Activity —
Write the data out again exactly, with no pictures.

(Source information)

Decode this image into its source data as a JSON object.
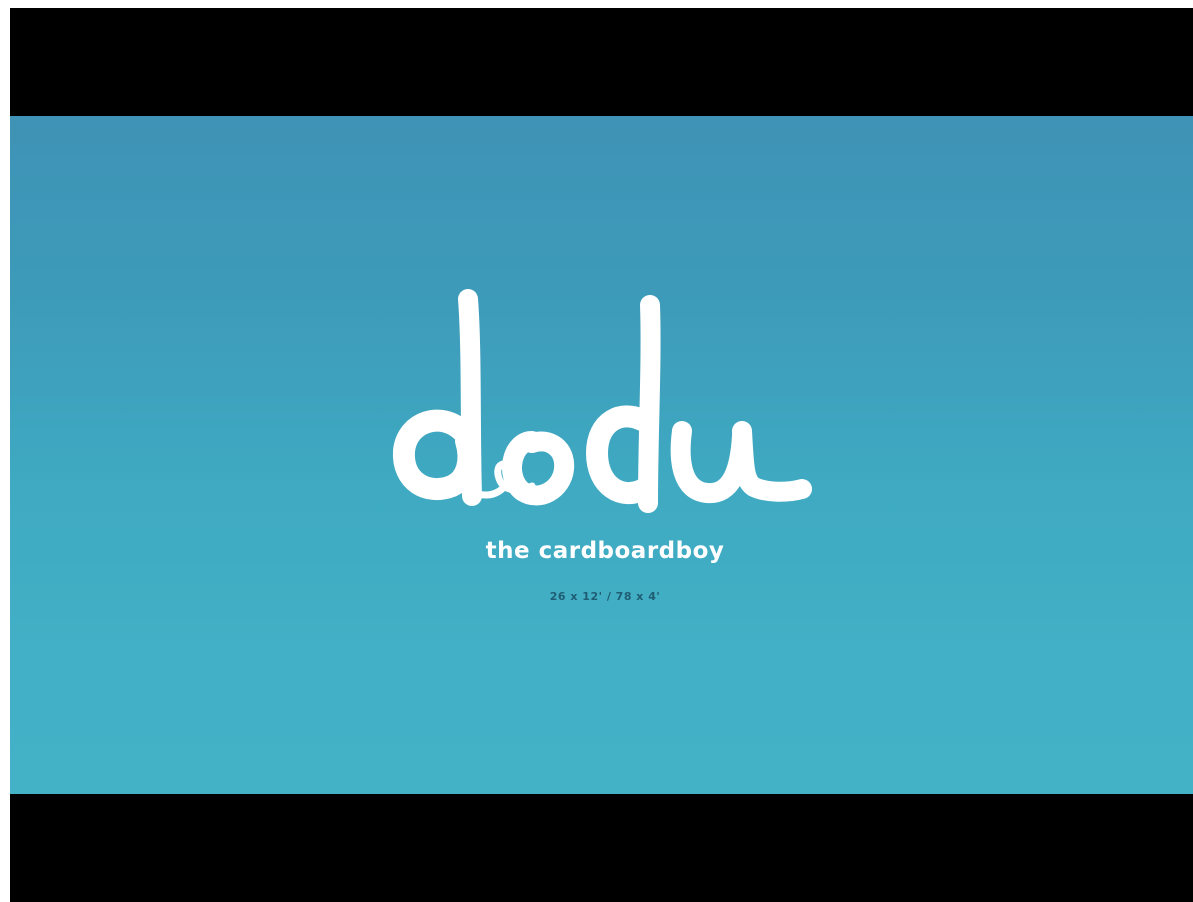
{
  "title": {
    "logo_text": "dodu",
    "subtitle": "the cardboardboy",
    "episode_info": "26 x 12'  /  78 x 4'"
  },
  "colors": {
    "letterbox": "#000000",
    "sky_top": "#3f93b6",
    "sky_bottom": "#43b1c6",
    "logo": "#ffffff",
    "episode_text": "#1f5d73"
  }
}
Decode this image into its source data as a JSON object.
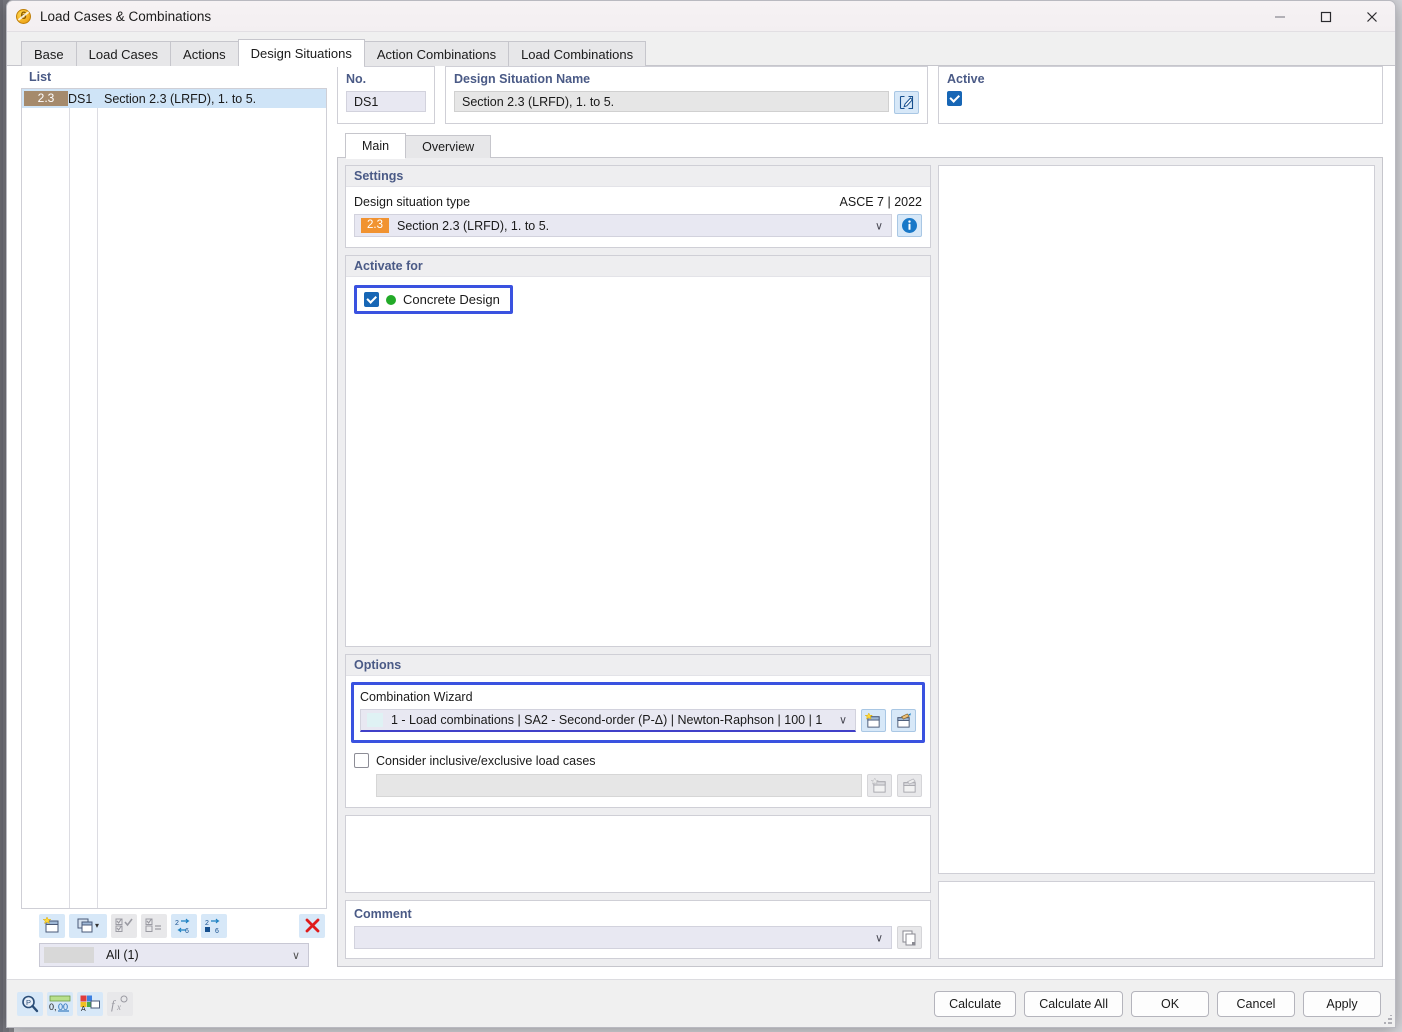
{
  "window": {
    "title": "Load Cases & Combinations",
    "icon": "app-badge-6-icon",
    "minimize": "–",
    "maximize": "□",
    "close": "✕"
  },
  "tabs": [
    {
      "label": "Base",
      "active": false
    },
    {
      "label": "Load Cases",
      "active": false
    },
    {
      "label": "Actions",
      "active": false
    },
    {
      "label": "Design Situations",
      "active": true
    },
    {
      "label": "Action Combinations",
      "active": false
    },
    {
      "label": "Load Combinations",
      "active": false
    }
  ],
  "list": {
    "title": "List",
    "rows": [
      {
        "badge": "2.3",
        "no": "DS1",
        "description": "Section 2.3 (LRFD), 1. to 5.",
        "selected": true
      }
    ],
    "toolbar": [
      {
        "name": "new-item-button",
        "icon": "new-window-star-icon",
        "enabled": true
      },
      {
        "name": "copy-item-button",
        "icon": "copy-window-icon",
        "enabled": true,
        "caret": "▾"
      },
      {
        "name": "select-all-button",
        "icon": "check-all-icon",
        "enabled": false
      },
      {
        "name": "invert-selection-button",
        "icon": "invert-check-icon",
        "enabled": false
      },
      {
        "name": "renumber-button",
        "icon": "renumber-arrows-icon",
        "enabled": true
      },
      {
        "name": "renumber-selected-button",
        "icon": "renumber-selected-icon",
        "enabled": true
      },
      {
        "name": "delete-item-button",
        "icon": "red-x-icon",
        "enabled": true
      }
    ],
    "filter": {
      "label": "All (1)",
      "caret": "∨"
    }
  },
  "header": {
    "no": {
      "label": "No.",
      "value": "DS1"
    },
    "name": {
      "label": "Design Situation Name",
      "value": "Section 2.3 (LRFD), 1. to 5.",
      "edit_icon": "edit-pencil-icon"
    },
    "active": {
      "label": "Active",
      "checked": true
    }
  },
  "inner_tabs": [
    {
      "label": "Main",
      "active": true
    },
    {
      "label": "Overview",
      "active": false
    }
  ],
  "settings": {
    "title": "Settings",
    "type_label": "Design situation type",
    "standard": "ASCE 7 | 2022",
    "type_badge": "2.3",
    "type_value": "Section 2.3 (LRFD), 1. to 5.",
    "caret": "∨",
    "info_icon": "info-circle-icon"
  },
  "activate_for": {
    "title": "Activate for",
    "items": [
      {
        "label": "Concrete Design",
        "checked": true,
        "status_color": "#22aa28",
        "highlighted": true
      }
    ]
  },
  "options": {
    "title": "Options",
    "wizard": {
      "label": "Combination Wizard",
      "value": "1 - Load combinations | SA2 - Second-order (P-Δ) | Newton-Raphson | 100 | 1",
      "caret": "∨",
      "new_icon": "new-window-star-icon",
      "edit_icon": "edit-window-icon",
      "highlighted": true
    },
    "inclusive": {
      "label": "Consider inclusive/exclusive load cases",
      "checked": false,
      "value": "",
      "caret": "",
      "new_icon": "new-window-star-icon",
      "edit_icon": "edit-window-icon"
    }
  },
  "comment": {
    "label": "Comment",
    "value": "",
    "caret": "∨",
    "copy_icon": "copy-pages-icon"
  },
  "footer": {
    "tools": [
      {
        "name": "find-zoom-button",
        "icon": "magnifier-icon",
        "enabled": true
      },
      {
        "name": "decimal-places-button",
        "icon": "decimals-0-00-icon",
        "enabled": true
      },
      {
        "name": "rename-button",
        "icon": "rename-label-icon",
        "enabled": true
      },
      {
        "name": "formula-button",
        "icon": "function-fx-icon",
        "enabled": false
      }
    ],
    "buttons": [
      {
        "label": "Calculate",
        "name": "calculate-button"
      },
      {
        "label": "Calculate All",
        "name": "calculate-all-button"
      },
      {
        "label": "OK",
        "name": "ok-button"
      },
      {
        "label": "Cancel",
        "name": "cancel-button"
      },
      {
        "label": "Apply",
        "name": "apply-button"
      }
    ]
  },
  "colors": {
    "accent": "#1766b5",
    "highlight": "#3a52e0",
    "badge_orange": "#f19331",
    "badge_brown": "#a58a6c",
    "status_green": "#22aa28",
    "label_blue": "#4a5a86"
  }
}
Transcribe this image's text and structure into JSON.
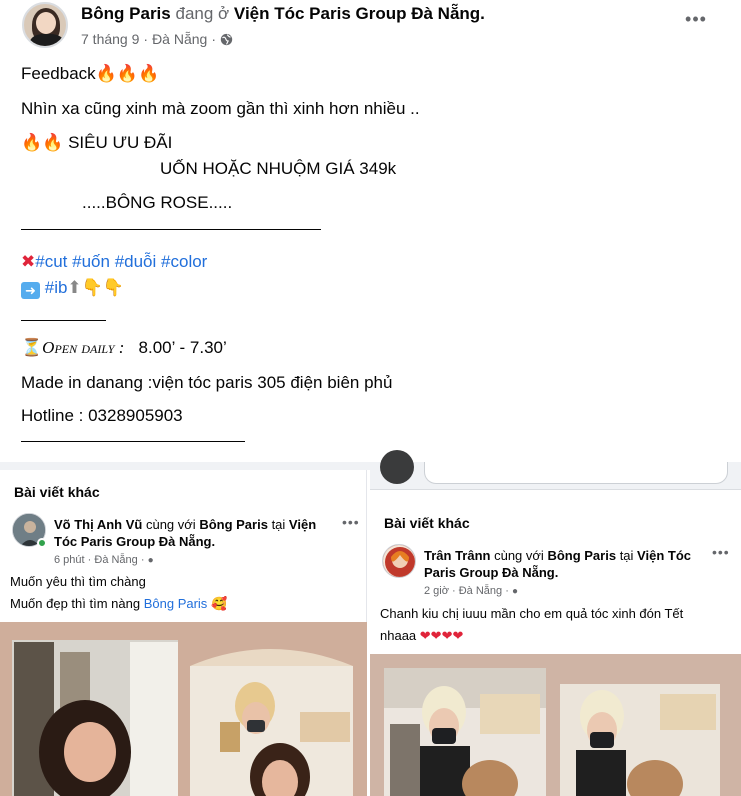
{
  "post": {
    "author": "Bông Paris",
    "checkin_word": "đang ở",
    "location": "Viện Tóc Paris Group Đà Nẵng.",
    "date": "7 tháng 9",
    "place": "Đà Nẵng",
    "dot": "·",
    "more_icon": "more-horizontal-icon",
    "privacy_icon": "globe-icon",
    "lines": {
      "feedback": "Feedback",
      "tagline": "Nhìn xa cũng xinh mà zoom gần thì xinh hơn nhiều ..",
      "promo": "SIÊU ƯU ĐÃI",
      "offer": "UỐN HOẶC NHUỘM GIÁ 349k",
      "brand": ".....BÔNG ROSE.....",
      "hashtags": [
        "#cut",
        "#uốn",
        "#duỗi",
        "#color"
      ],
      "ib": "#ib",
      "open_label": "Open daily :",
      "open_hours": "8.00’ - 7.30’",
      "made_in": "Made in danang :viện tóc paris 305 điện biên phủ",
      "hotline": "Hotline : 0328905903"
    }
  },
  "left_card": {
    "section_title": "Bài viết khác",
    "author": "Võ Thị Anh Vũ",
    "with_word": "cùng với",
    "tagged": "Bông Paris",
    "at_word": "tại",
    "location": "Viện Tóc Paris Group Đà Nẵng.",
    "time": "6 phút",
    "place": "Đà Nẵng",
    "line1": "Muốn yêu thì tìm chàng",
    "line2_prefix": "Muốn đẹp thì tìm nàng",
    "line2_link": "Bông Paris"
  },
  "right_card": {
    "section_title": "Bài viết khác",
    "author": "Trân Trânn",
    "with_word": "cùng với",
    "tagged": "Bông Paris",
    "at_word": "tại",
    "location": "Viện Tóc Paris Group Đà Nẵng.",
    "time": "2 giờ",
    "place": "Đà Nẵng",
    "line1": "Chanh kiu chị iuuu mần cho em quả tóc xinh đón Tết",
    "line2": "nhaaa"
  },
  "colors": {
    "link": "#216fdb",
    "muted": "#65676b",
    "online": "#31a24c",
    "heart": "#e0243a"
  }
}
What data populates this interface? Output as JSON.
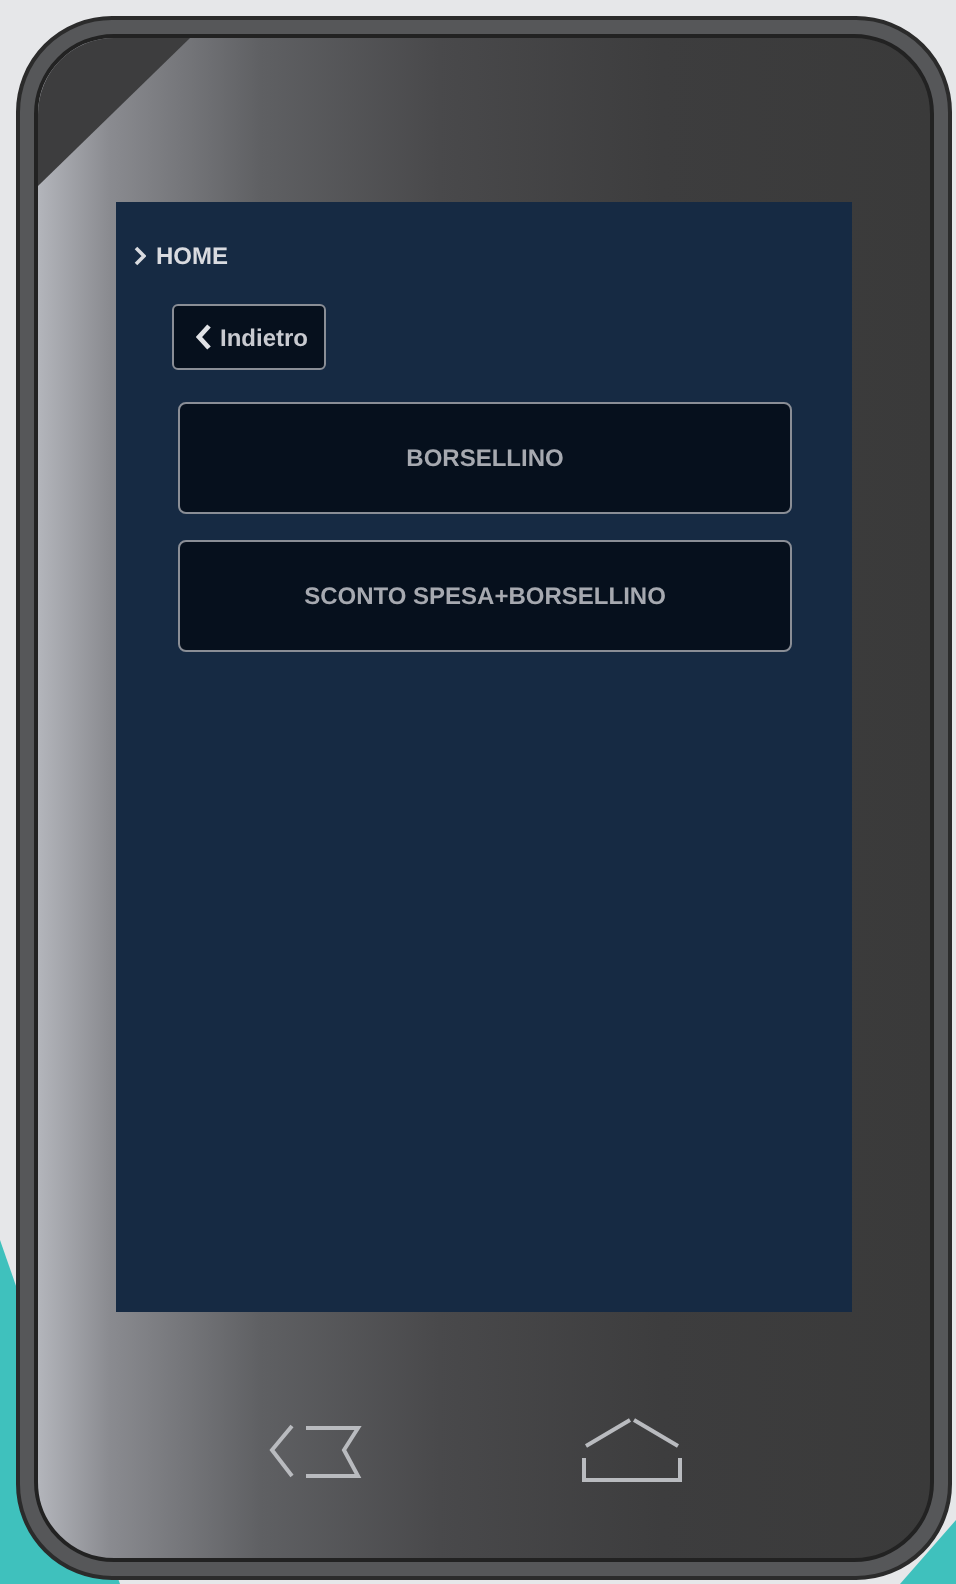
{
  "breadcrumb": {
    "label": "HOME"
  },
  "back_button": {
    "label": "Indietro"
  },
  "menu_buttons": [
    {
      "label": "BORSELLINO"
    },
    {
      "label": "SCONTO SPESA+BORSELLINO"
    }
  ]
}
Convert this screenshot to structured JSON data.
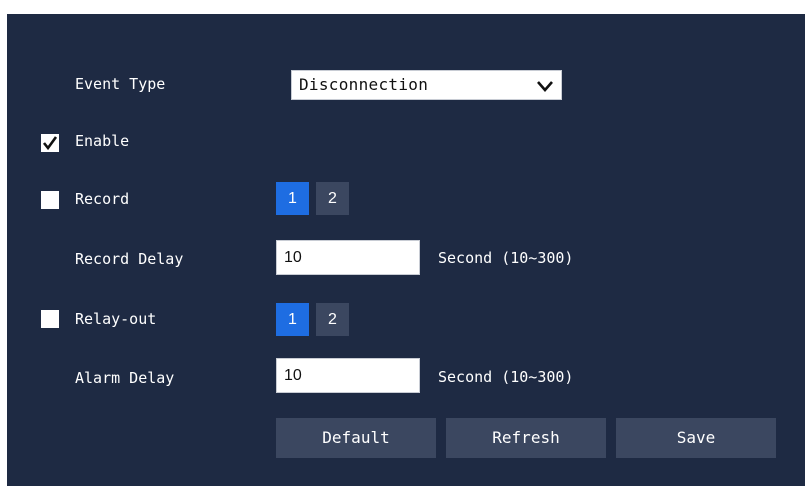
{
  "event_type": {
    "label": "Event Type",
    "selected": "Disconnection",
    "dropdown_icon": "chevron-down-icon"
  },
  "enable": {
    "label": "Enable",
    "checked": true
  },
  "record": {
    "label": "Record",
    "checked": false,
    "channels": [
      "1",
      "2"
    ],
    "active_channel": "1"
  },
  "record_delay": {
    "label": "Record Delay",
    "value": "10",
    "hint": "Second (10~300)"
  },
  "relay_out": {
    "label": "Relay-out",
    "checked": false,
    "channels": [
      "1",
      "2"
    ],
    "active_channel": "1"
  },
  "alarm_delay": {
    "label": "Alarm Delay",
    "value": "10",
    "hint": "Second (10~300)"
  },
  "buttons": {
    "default": "Default",
    "refresh": "Refresh",
    "save": "Save"
  },
  "colors": {
    "panel_bg": "#1e2a43",
    "active_channel": "#1e6de2",
    "button_bg": "#3b4760"
  }
}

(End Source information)

Problem solution —
Decode this image into its source data as a JSON object.
{
  "title": {
    "logo_text": "dodu",
    "subtitle": "the cardboardboy",
    "episode_info": "26 x 12'  /  78 x 4'"
  },
  "colors": {
    "letterbox": "#000000",
    "sky_top": "#3f93b6",
    "sky_bottom": "#43b1c6",
    "logo": "#ffffff",
    "episode_text": "#1f5d73"
  }
}
Decode this image into its source data as a JSON object.
{
  "window": {
    "title": "Load Cases & Combinations",
    "icon": "app-badge-6-icon",
    "minimize": "–",
    "maximize": "□",
    "close": "✕"
  },
  "tabs": [
    {
      "label": "Base",
      "active": false
    },
    {
      "label": "Load Cases",
      "active": false
    },
    {
      "label": "Actions",
      "active": false
    },
    {
      "label": "Design Situations",
      "active": true
    },
    {
      "label": "Action Combinations",
      "active": false
    },
    {
      "label": "Load Combinations",
      "active": false
    }
  ],
  "list": {
    "title": "List",
    "rows": [
      {
        "badge": "2.3",
        "no": "DS1",
        "description": "Section 2.3 (LRFD), 1. to 5.",
        "selected": true
      }
    ],
    "toolbar": [
      {
        "name": "new-item-button",
        "icon": "new-window-star-icon",
        "enabled": true
      },
      {
        "name": "copy-item-button",
        "icon": "copy-window-icon",
        "enabled": true,
        "caret": "▾"
      },
      {
        "name": "select-all-button",
        "icon": "check-all-icon",
        "enabled": false
      },
      {
        "name": "invert-selection-button",
        "icon": "invert-check-icon",
        "enabled": false
      },
      {
        "name": "renumber-button",
        "icon": "renumber-arrows-icon",
        "enabled": true
      },
      {
        "name": "renumber-selected-button",
        "icon": "renumber-selected-icon",
        "enabled": true
      },
      {
        "name": "delete-item-button",
        "icon": "red-x-icon",
        "enabled": true
      }
    ],
    "filter": {
      "label": "All (1)",
      "caret": "∨"
    }
  },
  "header": {
    "no": {
      "label": "No.",
      "value": "DS1"
    },
    "name": {
      "label": "Design Situation Name",
      "value": "Section 2.3 (LRFD), 1. to 5.",
      "edit_icon": "edit-pencil-icon"
    },
    "active": {
      "label": "Active",
      "checked": true
    }
  },
  "inner_tabs": [
    {
      "label": "Main",
      "active": true
    },
    {
      "label": "Overview",
      "active": false
    }
  ],
  "settings": {
    "title": "Settings",
    "type_label": "Design situation type",
    "standard": "ASCE 7 | 2022",
    "type_badge": "2.3",
    "type_value": "Section 2.3 (LRFD), 1. to 5.",
    "caret": "∨",
    "info_icon": "info-circle-icon"
  },
  "activate_for": {
    "title": "Activate for",
    "items": [
      {
        "label": "Concrete Design",
        "checked": true,
        "status_color": "#22aa28",
        "highlighted": true
      }
    ]
  },
  "options": {
    "title": "Options",
    "wizard": {
      "label": "Combination Wizard",
      "value": "1 - Load combinations | SA2 - Second-order (P-Δ) | Newton-Raphson | 100 | 1",
      "caret": "∨",
      "new_icon": "new-window-star-icon",
      "edit_icon": "edit-window-icon",
      "highlighted": true
    },
    "inclusive": {
      "label": "Consider inclusive/exclusive load cases",
      "checked": false,
      "value": "",
      "caret": "",
      "new_icon": "new-window-star-icon",
      "edit_icon": "edit-window-icon"
    }
  },
  "comment": {
    "label": "Comment",
    "value": "",
    "caret": "∨",
    "copy_icon": "copy-pages-icon"
  },
  "footer": {
    "tools": [
      {
        "name": "find-zoom-button",
        "icon": "magnifier-icon",
        "enabled": true
      },
      {
        "name": "decimal-places-button",
        "icon": "decimals-0-00-icon",
        "enabled": true
      },
      {
        "name": "rename-button",
        "icon": "rename-label-icon",
        "enabled": true
      },
      {
        "name": "formula-button",
        "icon": "function-fx-icon",
        "enabled": false
      }
    ],
    "buttons": [
      {
        "label": "Calculate",
        "name": "calculate-button"
      },
      {
        "label": "Calculate All",
        "name": "calculate-all-button"
      },
      {
        "label": "OK",
        "name": "ok-button"
      },
      {
        "label": "Cancel",
        "name": "cancel-button"
      },
      {
        "label": "Apply",
        "name": "apply-button"
      }
    ]
  },
  "colors": {
    "accent": "#1766b5",
    "highlight": "#3a52e0",
    "badge_orange": "#f19331",
    "badge_brown": "#a58a6c",
    "status_green": "#22aa28",
    "label_blue": "#4a5a86"
  }
}
Transcribe this image's text and structure into JSON.
{
  "post": {
    "author": "Bông Paris",
    "checkin_word": "đang ở",
    "location": "Viện Tóc Paris Group Đà Nẵng.",
    "date": "7 tháng 9",
    "place": "Đà Nẵng",
    "dot": "·",
    "more_icon": "more-horizontal-icon",
    "privacy_icon": "globe-icon",
    "lines": {
      "feedback": "Feedback",
      "tagline": "Nhìn xa cũng xinh mà zoom gần thì xinh hơn nhiều ..",
      "promo": "SIÊU ƯU ĐÃI",
      "offer": "UỐN HOẶC NHUỘM GIÁ 349k",
      "brand": ".....BÔNG ROSE.....",
      "hashtags": [
        "#cut",
        "#uốn",
        "#duỗi",
        "#color"
      ],
      "ib": "#ib",
      "open_label": "Open daily :",
      "open_hours": "8.00’ - 7.30’",
      "made_in": "Made in danang :viện tóc paris 305 điện biên phủ",
      "hotline": "Hotline : 0328905903"
    }
  },
  "left_card": {
    "section_title": "Bài viết khác",
    "author": "Võ Thị Anh Vũ",
    "with_word": "cùng với",
    "tagged": "Bông Paris",
    "at_word": "tại",
    "location": "Viện Tóc Paris Group Đà Nẵng.",
    "time": "6 phút",
    "place": "Đà Nẵng",
    "line1": "Muốn yêu thì tìm chàng",
    "line2_prefix": "Muốn đẹp thì tìm nàng",
    "line2_link": "Bông Paris"
  },
  "right_card": {
    "section_title": "Bài viết khác",
    "author": "Trân Trânn",
    "with_word": "cùng với",
    "tagged": "Bông Paris",
    "at_word": "tại",
    "location": "Viện Tóc Paris Group Đà Nẵng.",
    "time": "2 giờ",
    "place": "Đà Nẵng",
    "line1": "Chanh kiu chị iuuu mần cho em quả tóc xinh đón Tết",
    "line2": "nhaaa"
  },
  "colors": {
    "link": "#216fdb",
    "muted": "#65676b",
    "online": "#31a24c",
    "heart": "#e0243a"
  }
}
What data populates this interface? Output as JSON.
{
  "breadcrumb": {
    "label": "HOME"
  },
  "back_button": {
    "label": "Indietro"
  },
  "menu_buttons": [
    {
      "label": "BORSELLINO"
    },
    {
      "label": "SCONTO SPESA+BORSELLINO"
    }
  ]
}
Convert this screenshot to structured JSON data.
{
  "event_type": {
    "label": "Event Type",
    "selected": "Disconnection",
    "dropdown_icon": "chevron-down-icon"
  },
  "enable": {
    "label": "Enable",
    "checked": true
  },
  "record": {
    "label": "Record",
    "checked": false,
    "channels": [
      "1",
      "2"
    ],
    "active_channel": "1"
  },
  "record_delay": {
    "label": "Record Delay",
    "value": "10",
    "hint": "Second (10~300)"
  },
  "relay_out": {
    "label": "Relay-out",
    "checked": false,
    "channels": [
      "1",
      "2"
    ],
    "active_channel": "1"
  },
  "alarm_delay": {
    "label": "Alarm Delay",
    "value": "10",
    "hint": "Second (10~300)"
  },
  "buttons": {
    "default": "Default",
    "refresh": "Refresh",
    "save": "Save"
  },
  "colors": {
    "panel_bg": "#1e2a43",
    "active_channel": "#1e6de2",
    "button_bg": "#3b4760"
  }
}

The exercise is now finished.